* **ASSIGNMENT**
Give a single number in reply. It is the count of lines below that contain the string "JSON".

* **THE RECORDS**
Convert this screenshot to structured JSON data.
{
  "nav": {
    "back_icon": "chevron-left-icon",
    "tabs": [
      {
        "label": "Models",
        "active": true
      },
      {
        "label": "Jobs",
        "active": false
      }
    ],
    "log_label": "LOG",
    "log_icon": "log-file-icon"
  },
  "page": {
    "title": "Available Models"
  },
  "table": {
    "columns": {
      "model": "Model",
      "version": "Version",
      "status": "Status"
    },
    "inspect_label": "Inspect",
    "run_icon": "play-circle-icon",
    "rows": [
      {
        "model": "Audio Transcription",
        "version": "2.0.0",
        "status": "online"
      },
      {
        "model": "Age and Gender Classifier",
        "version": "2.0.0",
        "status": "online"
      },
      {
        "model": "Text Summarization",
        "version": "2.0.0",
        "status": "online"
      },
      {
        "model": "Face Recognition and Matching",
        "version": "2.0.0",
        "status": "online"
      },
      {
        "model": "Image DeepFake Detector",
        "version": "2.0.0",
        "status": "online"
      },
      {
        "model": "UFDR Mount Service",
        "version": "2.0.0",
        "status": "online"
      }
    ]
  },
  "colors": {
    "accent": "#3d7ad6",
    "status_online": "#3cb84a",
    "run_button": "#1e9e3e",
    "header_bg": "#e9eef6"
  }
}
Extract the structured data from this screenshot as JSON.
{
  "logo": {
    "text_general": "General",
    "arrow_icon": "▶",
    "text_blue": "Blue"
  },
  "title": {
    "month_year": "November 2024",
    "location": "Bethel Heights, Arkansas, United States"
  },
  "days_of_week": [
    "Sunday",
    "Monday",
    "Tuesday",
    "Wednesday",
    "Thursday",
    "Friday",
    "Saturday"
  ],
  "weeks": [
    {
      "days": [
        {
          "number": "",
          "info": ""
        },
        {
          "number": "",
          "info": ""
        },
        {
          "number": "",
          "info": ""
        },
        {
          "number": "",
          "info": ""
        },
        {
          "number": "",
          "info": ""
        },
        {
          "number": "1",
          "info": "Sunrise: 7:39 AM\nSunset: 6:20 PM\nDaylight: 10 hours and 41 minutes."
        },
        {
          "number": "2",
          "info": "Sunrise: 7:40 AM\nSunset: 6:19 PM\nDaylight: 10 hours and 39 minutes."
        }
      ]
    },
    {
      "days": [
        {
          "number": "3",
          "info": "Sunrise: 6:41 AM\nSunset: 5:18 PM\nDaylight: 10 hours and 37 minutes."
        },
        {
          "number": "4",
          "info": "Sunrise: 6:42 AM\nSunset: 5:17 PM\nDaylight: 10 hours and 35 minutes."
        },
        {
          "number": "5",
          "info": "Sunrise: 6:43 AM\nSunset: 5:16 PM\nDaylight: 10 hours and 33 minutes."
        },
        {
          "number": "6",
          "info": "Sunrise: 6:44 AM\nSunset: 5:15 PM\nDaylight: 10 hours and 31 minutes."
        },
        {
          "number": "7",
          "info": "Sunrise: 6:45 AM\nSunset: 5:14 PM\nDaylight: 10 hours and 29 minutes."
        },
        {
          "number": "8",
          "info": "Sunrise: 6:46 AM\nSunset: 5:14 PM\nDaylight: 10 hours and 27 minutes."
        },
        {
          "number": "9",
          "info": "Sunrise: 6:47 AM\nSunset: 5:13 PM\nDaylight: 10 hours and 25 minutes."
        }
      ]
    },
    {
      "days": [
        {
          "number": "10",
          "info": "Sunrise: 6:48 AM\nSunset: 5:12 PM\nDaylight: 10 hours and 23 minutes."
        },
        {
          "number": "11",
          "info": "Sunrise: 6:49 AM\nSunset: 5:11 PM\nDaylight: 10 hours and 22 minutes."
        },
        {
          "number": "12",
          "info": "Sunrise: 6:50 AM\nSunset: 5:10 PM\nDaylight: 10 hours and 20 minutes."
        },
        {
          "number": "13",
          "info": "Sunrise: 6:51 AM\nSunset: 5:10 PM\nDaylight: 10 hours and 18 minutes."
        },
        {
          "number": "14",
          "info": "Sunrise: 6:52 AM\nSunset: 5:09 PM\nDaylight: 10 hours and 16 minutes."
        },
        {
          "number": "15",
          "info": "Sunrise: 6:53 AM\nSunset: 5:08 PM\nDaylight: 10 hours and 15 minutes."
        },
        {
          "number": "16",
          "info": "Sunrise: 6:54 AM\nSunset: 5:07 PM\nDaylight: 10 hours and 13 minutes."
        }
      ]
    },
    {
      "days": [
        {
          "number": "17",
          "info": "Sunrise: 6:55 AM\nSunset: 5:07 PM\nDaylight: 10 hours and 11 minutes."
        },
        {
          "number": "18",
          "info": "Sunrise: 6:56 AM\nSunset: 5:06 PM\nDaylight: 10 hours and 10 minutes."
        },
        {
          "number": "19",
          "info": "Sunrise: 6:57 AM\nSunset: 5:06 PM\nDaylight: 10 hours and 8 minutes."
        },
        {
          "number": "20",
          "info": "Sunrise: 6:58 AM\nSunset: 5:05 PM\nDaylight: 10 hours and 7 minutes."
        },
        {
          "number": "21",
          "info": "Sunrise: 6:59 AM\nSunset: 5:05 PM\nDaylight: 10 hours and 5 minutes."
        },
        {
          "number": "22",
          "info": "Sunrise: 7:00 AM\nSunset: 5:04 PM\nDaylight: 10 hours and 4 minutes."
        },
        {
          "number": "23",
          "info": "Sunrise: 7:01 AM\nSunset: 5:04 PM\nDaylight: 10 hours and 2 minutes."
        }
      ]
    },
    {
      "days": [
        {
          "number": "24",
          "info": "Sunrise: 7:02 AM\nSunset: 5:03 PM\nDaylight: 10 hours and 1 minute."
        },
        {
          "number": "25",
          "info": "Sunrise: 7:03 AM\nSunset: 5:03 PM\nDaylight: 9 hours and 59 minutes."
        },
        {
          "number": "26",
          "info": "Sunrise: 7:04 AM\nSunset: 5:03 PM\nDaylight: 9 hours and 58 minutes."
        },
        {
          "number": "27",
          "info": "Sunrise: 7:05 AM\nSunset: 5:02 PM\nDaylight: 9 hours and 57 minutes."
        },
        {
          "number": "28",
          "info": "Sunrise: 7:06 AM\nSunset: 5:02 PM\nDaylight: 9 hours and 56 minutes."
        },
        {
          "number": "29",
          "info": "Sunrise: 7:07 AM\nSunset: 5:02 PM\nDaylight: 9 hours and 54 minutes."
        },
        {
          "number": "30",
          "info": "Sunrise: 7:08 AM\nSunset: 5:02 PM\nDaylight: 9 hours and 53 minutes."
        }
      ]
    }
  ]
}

* **RESPONSE BOX**
2